A Micro Emulator:
"Software Emulation" of
a Motorola 6800 Microprocessor and the "M6800 Trainer",
that runs in an IBM Environment.
This M6800 Emulation will run in
DOS or in a DOS Window.
This very extensive Microprocessor Emulation Program was
designed and developed as a teaching aid for use in the classroom,
in conjunction with the Motorola M6800 Hardware Trainer, with
remarkable results. It actually shaved literal days of student
time, where they were learning the nuances of the inward workings
(machine code and assembly language) of the Motorola Processor.
Files may be saved or loaded as any normal disk file, but
are in binary form and therefore cannot be edited by a text editor.
Because they are in a binary form, they can be examined, modified,
or even composed with binary editors such as Debug, if the individual
understands those binary equivalences for the M6800.
This binary information can represent many things, and it
is this fact that describes the actual difference between Microprocessors,
in how they decode and interact with the binary code given.
To achieve the M6800 Emulation process, this program examines
the given binary code against the parameters expected by a M6800
Processor, and literally spells out the translation of this binary
code, based on what it represents to a M6800 Processor, and the
action that should be taken.
The M6800 is a 16-bit Address device, which therefore should
be fitted into a 64Kb environment for all of it's activity.

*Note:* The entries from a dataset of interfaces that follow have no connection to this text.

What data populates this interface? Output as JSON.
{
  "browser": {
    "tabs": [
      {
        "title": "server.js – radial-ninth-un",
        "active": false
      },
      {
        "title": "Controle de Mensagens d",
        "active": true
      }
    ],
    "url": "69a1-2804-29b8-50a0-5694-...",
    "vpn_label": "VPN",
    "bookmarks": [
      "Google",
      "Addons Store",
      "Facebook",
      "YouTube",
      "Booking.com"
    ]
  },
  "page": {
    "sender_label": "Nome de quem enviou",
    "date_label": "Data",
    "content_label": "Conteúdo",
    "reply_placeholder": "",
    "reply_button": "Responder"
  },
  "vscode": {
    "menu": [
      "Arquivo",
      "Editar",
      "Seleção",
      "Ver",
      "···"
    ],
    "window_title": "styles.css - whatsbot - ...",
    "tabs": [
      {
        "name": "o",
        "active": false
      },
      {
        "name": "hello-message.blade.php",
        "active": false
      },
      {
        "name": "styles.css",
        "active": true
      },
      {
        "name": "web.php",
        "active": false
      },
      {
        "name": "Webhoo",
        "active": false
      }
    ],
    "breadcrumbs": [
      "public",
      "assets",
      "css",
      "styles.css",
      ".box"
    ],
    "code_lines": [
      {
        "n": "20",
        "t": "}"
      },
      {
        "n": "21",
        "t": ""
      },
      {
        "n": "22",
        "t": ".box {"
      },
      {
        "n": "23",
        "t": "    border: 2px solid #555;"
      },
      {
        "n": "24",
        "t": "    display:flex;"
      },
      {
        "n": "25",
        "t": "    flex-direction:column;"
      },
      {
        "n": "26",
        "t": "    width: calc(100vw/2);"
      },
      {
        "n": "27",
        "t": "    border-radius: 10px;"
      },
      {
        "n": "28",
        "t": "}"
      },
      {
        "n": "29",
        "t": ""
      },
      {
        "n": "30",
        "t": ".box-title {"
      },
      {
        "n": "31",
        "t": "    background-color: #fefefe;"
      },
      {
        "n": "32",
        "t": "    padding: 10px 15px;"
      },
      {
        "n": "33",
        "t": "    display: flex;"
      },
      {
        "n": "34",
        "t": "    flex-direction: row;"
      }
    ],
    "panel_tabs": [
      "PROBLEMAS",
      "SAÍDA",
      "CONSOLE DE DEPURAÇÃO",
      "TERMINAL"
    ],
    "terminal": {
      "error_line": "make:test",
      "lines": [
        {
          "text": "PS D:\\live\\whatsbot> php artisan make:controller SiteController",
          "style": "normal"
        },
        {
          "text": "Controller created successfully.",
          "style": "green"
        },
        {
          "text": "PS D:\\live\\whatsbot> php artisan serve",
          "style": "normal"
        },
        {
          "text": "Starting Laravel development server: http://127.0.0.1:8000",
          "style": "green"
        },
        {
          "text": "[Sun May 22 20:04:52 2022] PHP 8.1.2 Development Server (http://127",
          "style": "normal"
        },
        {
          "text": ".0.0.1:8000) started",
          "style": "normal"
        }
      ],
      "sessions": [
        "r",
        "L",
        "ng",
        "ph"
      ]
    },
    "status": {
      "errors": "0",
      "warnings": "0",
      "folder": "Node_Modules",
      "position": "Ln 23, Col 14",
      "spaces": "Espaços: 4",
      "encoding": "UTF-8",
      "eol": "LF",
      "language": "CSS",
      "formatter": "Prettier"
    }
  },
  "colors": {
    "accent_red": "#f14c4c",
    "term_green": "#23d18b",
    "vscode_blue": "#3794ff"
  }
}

The
M6800 CPU is a Memory-Mapped I/O Device, rather than a Port-Mapped
I/O Device, and these are simulated as well. All of the simulation
is accomplished to match that of the Motorola 6800 Microprocessor
All of the possible Instructions for the M6800 CPU are decoded,
as well as all of the Flags in terms of which are affected, and/or
changed. This is carried out in a 2 step process to allow the
individual to determine first what they think should occur,
and the second step is where the action is carried out. This
method is a form of step-by-step testing for the individual
By being able to see all the Register Contents at once
and relating Flags, the ensuing activity
on this step-by-step basis is highly effective in the learning
process. Registers, Flags, and affected data are indicated
by a color change. This color change resets back to the
default on step #1 of the next instruction decode.
Since Addressing Modes are a major key part in CPU
codes, those modes are identified and emphasized here
for the individual's attention, as they occur.